──────── Supplied records ────────
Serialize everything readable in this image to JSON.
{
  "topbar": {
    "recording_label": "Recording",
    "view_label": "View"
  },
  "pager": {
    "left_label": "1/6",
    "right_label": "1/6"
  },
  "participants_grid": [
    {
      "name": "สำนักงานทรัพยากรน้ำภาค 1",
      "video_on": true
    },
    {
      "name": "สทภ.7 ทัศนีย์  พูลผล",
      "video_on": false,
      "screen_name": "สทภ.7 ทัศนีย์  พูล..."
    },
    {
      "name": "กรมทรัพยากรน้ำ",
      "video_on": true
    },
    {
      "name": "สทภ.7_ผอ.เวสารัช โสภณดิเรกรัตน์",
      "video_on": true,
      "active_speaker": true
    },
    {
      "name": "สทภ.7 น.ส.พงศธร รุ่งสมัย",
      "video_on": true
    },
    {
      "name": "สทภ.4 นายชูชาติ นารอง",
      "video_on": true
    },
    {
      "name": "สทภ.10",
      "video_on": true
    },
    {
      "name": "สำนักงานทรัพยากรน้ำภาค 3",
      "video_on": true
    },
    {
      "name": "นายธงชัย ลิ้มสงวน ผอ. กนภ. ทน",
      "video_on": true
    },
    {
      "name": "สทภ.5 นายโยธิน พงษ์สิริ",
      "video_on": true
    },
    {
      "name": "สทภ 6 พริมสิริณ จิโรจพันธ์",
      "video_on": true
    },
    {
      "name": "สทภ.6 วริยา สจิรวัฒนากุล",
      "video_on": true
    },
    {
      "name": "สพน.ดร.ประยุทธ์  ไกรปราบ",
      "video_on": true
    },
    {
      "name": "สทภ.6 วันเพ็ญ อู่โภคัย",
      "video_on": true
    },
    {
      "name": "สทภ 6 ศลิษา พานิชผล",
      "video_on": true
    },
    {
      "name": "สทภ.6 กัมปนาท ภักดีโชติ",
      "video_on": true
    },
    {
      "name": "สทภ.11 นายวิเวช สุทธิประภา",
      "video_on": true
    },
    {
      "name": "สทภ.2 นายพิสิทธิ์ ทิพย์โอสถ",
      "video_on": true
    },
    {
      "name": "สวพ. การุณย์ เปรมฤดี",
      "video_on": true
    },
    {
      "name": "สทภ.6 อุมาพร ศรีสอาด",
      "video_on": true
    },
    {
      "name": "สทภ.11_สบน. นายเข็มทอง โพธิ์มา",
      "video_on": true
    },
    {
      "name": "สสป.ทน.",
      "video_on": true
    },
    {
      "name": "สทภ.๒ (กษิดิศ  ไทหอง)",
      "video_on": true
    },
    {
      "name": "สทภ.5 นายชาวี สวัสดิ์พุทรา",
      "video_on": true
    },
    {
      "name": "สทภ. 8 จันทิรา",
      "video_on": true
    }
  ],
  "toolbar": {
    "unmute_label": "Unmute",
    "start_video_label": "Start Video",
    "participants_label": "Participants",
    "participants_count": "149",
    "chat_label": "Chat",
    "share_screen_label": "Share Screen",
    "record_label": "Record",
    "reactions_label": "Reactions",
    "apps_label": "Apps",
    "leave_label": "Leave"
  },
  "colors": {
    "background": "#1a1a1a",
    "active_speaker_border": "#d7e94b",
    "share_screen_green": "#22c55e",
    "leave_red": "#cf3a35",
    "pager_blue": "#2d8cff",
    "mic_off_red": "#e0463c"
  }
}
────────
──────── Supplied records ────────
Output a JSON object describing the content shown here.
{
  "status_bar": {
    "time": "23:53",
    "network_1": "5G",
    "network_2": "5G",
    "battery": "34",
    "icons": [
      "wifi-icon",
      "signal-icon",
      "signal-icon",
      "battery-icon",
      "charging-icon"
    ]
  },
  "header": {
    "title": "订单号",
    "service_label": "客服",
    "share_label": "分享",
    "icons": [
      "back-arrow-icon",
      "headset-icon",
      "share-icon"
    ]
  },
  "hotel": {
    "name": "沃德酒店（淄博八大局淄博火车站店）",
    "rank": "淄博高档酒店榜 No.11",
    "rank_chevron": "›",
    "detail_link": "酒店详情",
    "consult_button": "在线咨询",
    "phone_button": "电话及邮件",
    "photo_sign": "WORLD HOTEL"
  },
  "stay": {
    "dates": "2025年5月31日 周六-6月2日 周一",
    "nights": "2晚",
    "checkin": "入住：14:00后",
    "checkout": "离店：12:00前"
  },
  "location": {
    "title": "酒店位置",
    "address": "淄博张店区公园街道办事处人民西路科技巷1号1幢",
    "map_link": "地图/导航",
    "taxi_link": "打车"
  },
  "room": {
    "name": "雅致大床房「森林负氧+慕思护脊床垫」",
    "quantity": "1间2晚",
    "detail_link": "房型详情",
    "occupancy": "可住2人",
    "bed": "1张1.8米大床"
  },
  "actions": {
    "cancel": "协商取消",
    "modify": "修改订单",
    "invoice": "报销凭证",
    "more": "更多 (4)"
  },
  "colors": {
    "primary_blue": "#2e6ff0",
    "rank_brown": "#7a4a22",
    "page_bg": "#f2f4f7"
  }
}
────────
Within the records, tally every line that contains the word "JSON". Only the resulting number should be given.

▶ [Solution for this problem]
2